  3. Ongoing adaptive evolution of ASPM, a brain size determinant in Homo sapiens., Mekel-Bobrov, Nitzan, Gilbert Sandra L., Evans Patrick D., Vallender Eric J., Anderson Jeffrey R., Hudson Richard R., Tishkoff Sarah A., and Lahn Bruce T. , Science, 2005 Sep 9, Volume 309, Issue 5741, p.1720-2, (2005)
  4. Adaptive evolution of ASPM, a major determinant of cerebral cortical size in humans., Evans, Patrick D., Anderson Jeffrey R., Vallender Eric J., Gilbert Sandra L., Malcom Christine M., Dorus Steve, and Lahn Bruce T. , Hum Mol Genet, 2004 Mar 1, Volume 13, Issue 5, p.489-94, (2004)
  5. Protein-truncating mutations in ASPM cause variable reduction in brain size., Bond, Jacquelyn, Scott Sheila, Hampshire Daniel J., Springell Kelly, Corry Peter, Abramowicz Marc J., Mochida Ganesh H., Hennekam Raoul C. M., Maher Eamonn R., Fryns Jean-Pierre, et al. , Am J Hum Genet, 2003 Nov, Volume 73, Issue 5, p.1170-7, (2003)

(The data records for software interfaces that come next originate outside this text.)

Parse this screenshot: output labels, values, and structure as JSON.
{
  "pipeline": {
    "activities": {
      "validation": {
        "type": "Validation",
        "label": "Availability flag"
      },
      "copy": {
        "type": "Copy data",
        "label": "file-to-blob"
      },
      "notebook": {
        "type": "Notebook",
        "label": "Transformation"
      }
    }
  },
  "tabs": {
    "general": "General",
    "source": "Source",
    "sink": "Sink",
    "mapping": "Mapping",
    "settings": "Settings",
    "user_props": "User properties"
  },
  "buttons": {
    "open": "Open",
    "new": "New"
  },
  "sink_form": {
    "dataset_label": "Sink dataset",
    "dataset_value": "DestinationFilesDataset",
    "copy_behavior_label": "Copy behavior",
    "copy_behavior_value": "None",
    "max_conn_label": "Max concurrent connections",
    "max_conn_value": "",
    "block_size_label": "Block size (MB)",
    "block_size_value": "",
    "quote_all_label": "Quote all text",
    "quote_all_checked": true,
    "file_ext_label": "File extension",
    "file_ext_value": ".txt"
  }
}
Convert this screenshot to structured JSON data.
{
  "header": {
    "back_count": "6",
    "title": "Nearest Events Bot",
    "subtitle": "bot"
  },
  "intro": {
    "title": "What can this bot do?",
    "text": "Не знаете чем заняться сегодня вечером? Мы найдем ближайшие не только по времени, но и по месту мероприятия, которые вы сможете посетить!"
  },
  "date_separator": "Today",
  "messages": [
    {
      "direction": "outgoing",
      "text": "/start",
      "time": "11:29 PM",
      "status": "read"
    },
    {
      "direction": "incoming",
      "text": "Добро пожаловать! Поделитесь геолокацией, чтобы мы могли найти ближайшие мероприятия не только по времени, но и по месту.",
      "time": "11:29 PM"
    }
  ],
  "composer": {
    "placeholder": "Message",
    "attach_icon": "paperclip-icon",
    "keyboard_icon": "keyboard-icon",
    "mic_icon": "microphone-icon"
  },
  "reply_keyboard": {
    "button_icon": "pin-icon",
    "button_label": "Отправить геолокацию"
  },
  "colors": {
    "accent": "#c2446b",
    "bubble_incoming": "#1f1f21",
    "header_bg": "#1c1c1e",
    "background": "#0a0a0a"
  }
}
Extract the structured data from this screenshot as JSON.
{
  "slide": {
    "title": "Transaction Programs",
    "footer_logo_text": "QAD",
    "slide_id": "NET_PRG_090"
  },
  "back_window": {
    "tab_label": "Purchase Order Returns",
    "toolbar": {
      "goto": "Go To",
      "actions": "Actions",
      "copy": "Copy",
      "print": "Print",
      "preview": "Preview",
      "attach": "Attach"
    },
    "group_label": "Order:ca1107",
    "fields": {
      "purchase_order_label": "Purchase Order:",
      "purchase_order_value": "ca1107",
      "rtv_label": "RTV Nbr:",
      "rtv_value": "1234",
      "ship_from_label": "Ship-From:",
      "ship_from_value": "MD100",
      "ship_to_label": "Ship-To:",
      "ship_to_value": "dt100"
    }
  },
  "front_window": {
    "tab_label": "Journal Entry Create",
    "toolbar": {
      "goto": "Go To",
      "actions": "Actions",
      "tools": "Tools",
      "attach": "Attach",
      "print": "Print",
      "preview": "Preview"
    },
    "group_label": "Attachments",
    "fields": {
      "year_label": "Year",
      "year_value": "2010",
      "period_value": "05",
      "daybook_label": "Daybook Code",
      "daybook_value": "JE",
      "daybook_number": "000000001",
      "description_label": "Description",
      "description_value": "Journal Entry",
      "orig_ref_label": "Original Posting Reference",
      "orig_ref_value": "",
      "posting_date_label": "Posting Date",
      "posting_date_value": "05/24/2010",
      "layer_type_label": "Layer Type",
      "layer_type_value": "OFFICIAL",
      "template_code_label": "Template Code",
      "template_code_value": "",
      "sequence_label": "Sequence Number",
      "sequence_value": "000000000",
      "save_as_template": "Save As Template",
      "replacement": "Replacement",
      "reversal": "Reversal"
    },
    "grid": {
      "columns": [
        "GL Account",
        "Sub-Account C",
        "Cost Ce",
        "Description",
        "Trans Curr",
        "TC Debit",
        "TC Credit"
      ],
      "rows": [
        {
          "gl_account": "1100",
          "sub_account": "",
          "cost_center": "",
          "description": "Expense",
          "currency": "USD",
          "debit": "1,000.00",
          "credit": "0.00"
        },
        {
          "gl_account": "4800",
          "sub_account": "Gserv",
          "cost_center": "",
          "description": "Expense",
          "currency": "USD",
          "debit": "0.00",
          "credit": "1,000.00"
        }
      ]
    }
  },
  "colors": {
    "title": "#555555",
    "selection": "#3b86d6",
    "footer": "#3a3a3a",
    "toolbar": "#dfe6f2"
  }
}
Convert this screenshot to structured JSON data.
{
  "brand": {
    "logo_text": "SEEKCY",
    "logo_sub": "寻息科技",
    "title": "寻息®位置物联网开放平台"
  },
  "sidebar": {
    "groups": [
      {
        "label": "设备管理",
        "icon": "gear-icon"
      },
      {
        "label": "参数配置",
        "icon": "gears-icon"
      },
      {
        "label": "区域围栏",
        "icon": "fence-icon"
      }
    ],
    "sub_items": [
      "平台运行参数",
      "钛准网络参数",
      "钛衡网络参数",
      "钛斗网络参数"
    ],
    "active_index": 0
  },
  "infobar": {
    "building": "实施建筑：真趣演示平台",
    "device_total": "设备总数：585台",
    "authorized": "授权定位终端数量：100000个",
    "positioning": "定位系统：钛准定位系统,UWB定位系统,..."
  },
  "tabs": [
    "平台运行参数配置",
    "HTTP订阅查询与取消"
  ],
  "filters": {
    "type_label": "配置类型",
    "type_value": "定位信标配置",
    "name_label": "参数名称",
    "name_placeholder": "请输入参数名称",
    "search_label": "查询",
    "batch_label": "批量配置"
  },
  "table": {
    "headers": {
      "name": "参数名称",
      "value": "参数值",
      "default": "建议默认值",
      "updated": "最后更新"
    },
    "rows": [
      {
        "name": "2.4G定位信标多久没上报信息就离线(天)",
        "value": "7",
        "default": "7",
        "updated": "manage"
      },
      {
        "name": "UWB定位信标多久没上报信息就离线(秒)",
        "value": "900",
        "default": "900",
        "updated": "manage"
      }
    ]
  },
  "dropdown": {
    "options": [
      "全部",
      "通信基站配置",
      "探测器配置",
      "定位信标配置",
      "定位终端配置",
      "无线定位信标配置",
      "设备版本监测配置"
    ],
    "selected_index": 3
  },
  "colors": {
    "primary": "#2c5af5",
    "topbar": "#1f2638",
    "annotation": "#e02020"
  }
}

  6. ASPM is a major determinant of cerebral cortical size., Bond, Jacquelyn, Roberts Emma, Mochida Ganesh H., Hampshire Daniel J., Scott Sheila, Askham Jonathan M., Springell Kelly, Mahadevan Meera, Crow Yanick J., Markham Alexander F., et al. , Nat Genet, 2002 Oct, Volume 32, Issue 2, p.316-20, (2002)